Brief: With all images left out, restate the records below exactly as written.

:::::

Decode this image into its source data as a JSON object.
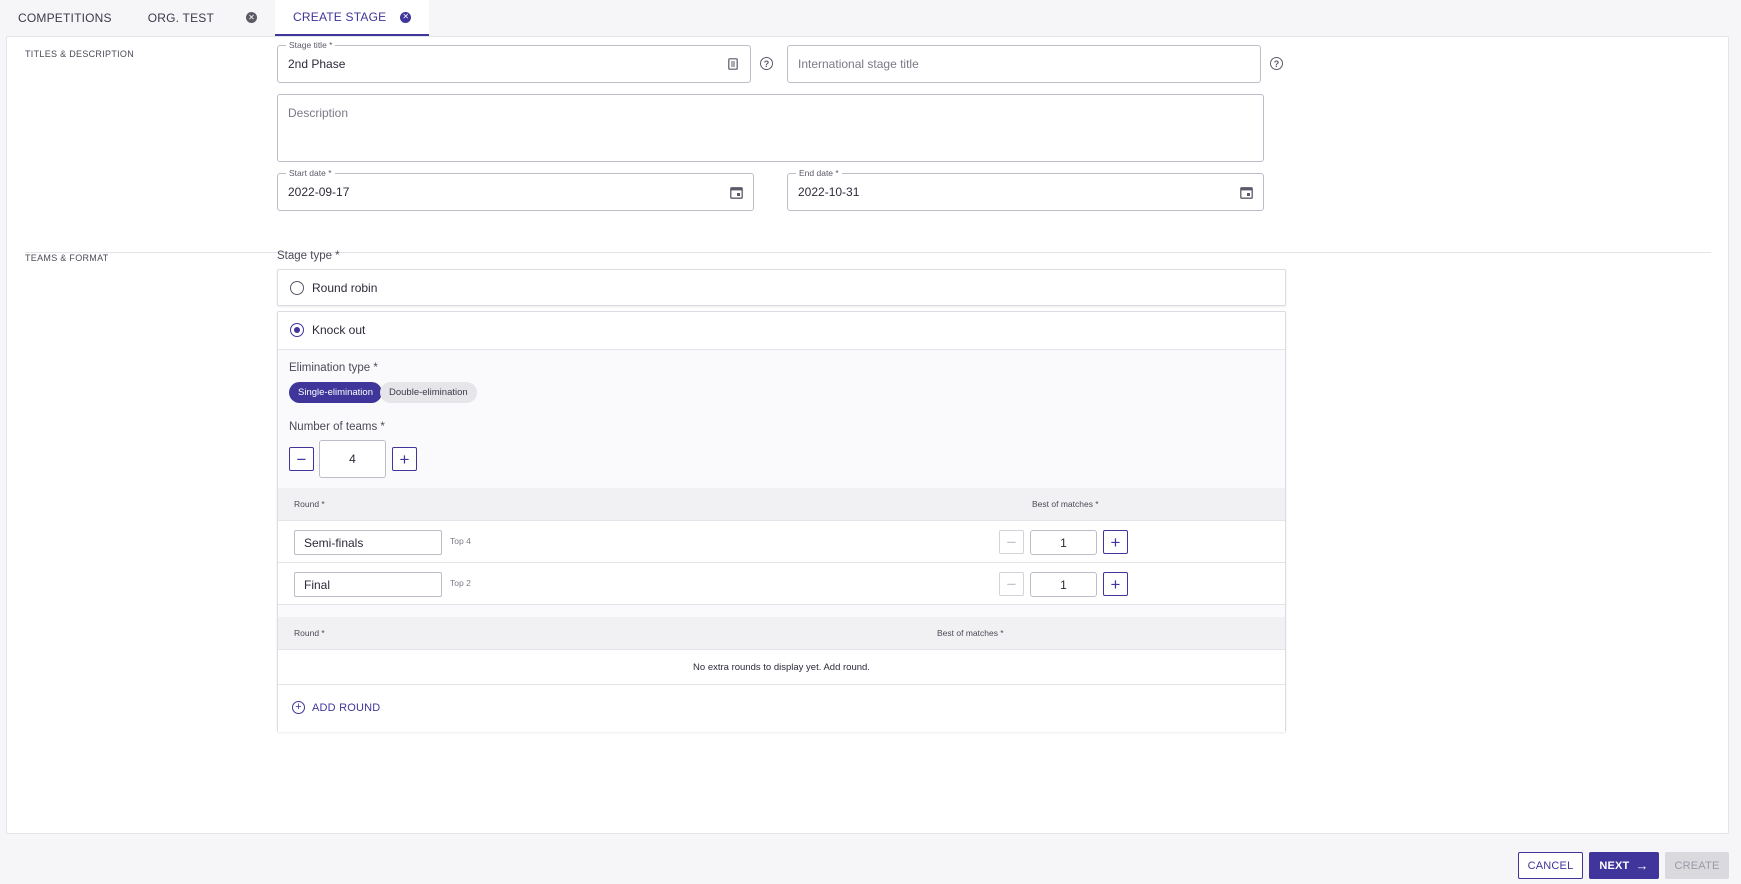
{
  "tabs": [
    {
      "label": "COMPETITIONS",
      "closable": false,
      "active": false
    },
    {
      "label": "ORG. TEST",
      "closable": true,
      "active": false
    },
    {
      "label": "CREATE STAGE",
      "closable": true,
      "active": true
    }
  ],
  "sections": {
    "titles": "TITLES & DESCRIPTION",
    "teams": "TEAMS & FORMAT"
  },
  "fields": {
    "stage_title": {
      "label": "Stage title *",
      "value": "2nd Phase"
    },
    "intl_title": {
      "placeholder": "International stage title"
    },
    "description": {
      "placeholder": "Description"
    },
    "start_date": {
      "label": "Start date *",
      "value": "2022-09-17"
    },
    "end_date": {
      "label": "End date *",
      "value": "2022-10-31"
    }
  },
  "stage_type": {
    "label": "Stage type *",
    "options": [
      "Round robin",
      "Knock out"
    ],
    "selected": "Knock out"
  },
  "elimination": {
    "label": "Elimination type *",
    "options": [
      "Single-elimination",
      "Double-elimination"
    ],
    "selected": "Single-elimination"
  },
  "teams": {
    "label": "Number of teams *",
    "value": "4"
  },
  "rounds_table": {
    "col_round": "Round *",
    "col_best": "Best of matches *",
    "rows": [
      {
        "name": "Semi-finals",
        "hint": "Top 4",
        "best_of": "1"
      },
      {
        "name": "Final",
        "hint": "Top 2",
        "best_of": "1"
      }
    ]
  },
  "extra_rounds_table": {
    "col_round": "Round *",
    "col_best": "Best of matches *",
    "empty": "No extra rounds to display yet. Add round."
  },
  "add_round": "ADD ROUND",
  "buttons": {
    "cancel": "CANCEL",
    "next": "NEXT",
    "create": "CREATE"
  },
  "colors": {
    "accent": "#3f359a",
    "background": "#f6f6f9"
  },
  "icons": [
    "close-icon",
    "clipboard-icon",
    "help-icon",
    "calendar-icon",
    "minus-icon",
    "plus-icon",
    "add-circle-icon",
    "arrow-right-icon"
  ]
}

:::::

Exercise result:
Decode this image into its source data as a JSON object.
{
  "tabs": [
    {
      "label": "COMPETITIONS",
      "closable": false,
      "active": false
    },
    {
      "label": "ORG. TEST",
      "closable": true,
      "active": false
    },
    {
      "label": "CREATE STAGE",
      "closable": true,
      "active": true
    }
  ],
  "sections": {
    "titles": "TITLES & DESCRIPTION",
    "teams": "TEAMS & FORMAT"
  },
  "fields": {
    "stage_title": {
      "label": "Stage title *",
      "value": "2nd Phase"
    },
    "intl_title": {
      "placeholder": "International stage title"
    },
    "description": {
      "placeholder": "Description"
    },
    "start_date": {
      "label": "Start date *",
      "value": "2022-09-17"
    },
    "end_date": {
      "label": "End date *",
      "value": "2022-10-31"
    }
  },
  "stage_type": {
    "label": "Stage type *",
    "options": [
      "Round robin",
      "Knock out"
    ],
    "selected": "Knock out"
  },
  "elimination": {
    "label": "Elimination type *",
    "options": [
      "Single-elimination",
      "Double-elimination"
    ],
    "selected": "Single-elimination"
  },
  "teams": {
    "label": "Number of teams *",
    "value": "4"
  },
  "rounds_table": {
    "col_round": "Round *",
    "col_best": "Best of matches *",
    "rows": [
      {
        "name": "Semi-finals",
        "hint": "Top 4",
        "best_of": "1"
      },
      {
        "name": "Final",
        "hint": "Top 2",
        "best_of": "1"
      }
    ]
  },
  "extra_rounds_table": {
    "col_round": "Round *",
    "col_best": "Best of matches *",
    "empty": "No extra rounds to display yet. Add round."
  },
  "add_round": "ADD ROUND",
  "buttons": {
    "cancel": "CANCEL",
    "next": "NEXT",
    "create": "CREATE"
  },
  "colors": {
    "accent": "#3f359a",
    "background": "#f6f6f9"
  },
  "icons": [
    "close-icon",
    "clipboard-icon",
    "help-icon",
    "calendar-icon",
    "minus-icon",
    "plus-icon",
    "add-circle-icon",
    "arrow-right-icon"
  ]
}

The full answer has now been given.